#### [How to complete this task]
What is needed is every line of the data that includes the word "JSON". Please copy each one.

*** Opening Input for this task ***

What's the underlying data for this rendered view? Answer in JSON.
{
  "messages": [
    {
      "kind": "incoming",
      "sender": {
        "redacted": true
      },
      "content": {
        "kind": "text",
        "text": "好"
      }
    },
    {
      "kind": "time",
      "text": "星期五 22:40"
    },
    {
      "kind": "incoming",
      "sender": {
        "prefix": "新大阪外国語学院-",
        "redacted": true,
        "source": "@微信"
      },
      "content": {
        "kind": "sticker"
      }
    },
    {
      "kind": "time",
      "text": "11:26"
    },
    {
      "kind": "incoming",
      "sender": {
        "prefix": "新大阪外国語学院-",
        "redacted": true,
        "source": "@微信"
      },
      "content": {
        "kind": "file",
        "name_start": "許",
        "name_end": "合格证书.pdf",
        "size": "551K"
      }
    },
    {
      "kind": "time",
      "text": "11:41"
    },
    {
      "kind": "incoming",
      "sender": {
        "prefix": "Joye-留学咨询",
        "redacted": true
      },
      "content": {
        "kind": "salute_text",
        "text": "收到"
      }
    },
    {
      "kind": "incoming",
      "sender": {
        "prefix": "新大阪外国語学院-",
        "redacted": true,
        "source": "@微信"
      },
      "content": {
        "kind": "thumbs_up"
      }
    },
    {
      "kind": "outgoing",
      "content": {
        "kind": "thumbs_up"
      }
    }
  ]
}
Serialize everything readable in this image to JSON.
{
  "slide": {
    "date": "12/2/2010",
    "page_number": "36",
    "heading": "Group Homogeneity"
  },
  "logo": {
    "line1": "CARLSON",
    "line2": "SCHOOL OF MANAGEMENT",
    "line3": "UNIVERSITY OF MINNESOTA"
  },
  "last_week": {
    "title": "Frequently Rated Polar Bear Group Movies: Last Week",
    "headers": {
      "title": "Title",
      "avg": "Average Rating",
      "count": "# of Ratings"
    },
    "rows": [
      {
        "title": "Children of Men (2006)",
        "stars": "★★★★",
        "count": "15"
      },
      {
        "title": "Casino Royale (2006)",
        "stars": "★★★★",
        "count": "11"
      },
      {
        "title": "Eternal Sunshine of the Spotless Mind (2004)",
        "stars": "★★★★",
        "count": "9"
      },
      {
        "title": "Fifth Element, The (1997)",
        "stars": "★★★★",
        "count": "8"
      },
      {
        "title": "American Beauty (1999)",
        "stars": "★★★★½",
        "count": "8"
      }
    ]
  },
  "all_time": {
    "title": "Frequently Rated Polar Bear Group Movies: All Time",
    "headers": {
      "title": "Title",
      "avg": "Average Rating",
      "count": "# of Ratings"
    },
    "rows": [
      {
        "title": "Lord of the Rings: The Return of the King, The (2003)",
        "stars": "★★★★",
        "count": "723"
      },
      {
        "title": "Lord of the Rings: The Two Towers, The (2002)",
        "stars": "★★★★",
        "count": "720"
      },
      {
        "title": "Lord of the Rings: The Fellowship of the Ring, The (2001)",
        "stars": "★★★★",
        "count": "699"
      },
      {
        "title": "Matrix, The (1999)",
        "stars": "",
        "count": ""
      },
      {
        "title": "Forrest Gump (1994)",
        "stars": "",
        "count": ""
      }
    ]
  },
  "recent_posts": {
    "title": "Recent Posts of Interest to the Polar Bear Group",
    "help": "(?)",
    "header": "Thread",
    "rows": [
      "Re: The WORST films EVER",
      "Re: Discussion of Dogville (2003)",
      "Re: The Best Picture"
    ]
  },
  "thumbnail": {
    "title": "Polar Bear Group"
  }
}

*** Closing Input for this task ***

#### [Response below]
What's the underlying data for this rendered view? Answer in JSON.
Serialize everything readable in this image to JSON.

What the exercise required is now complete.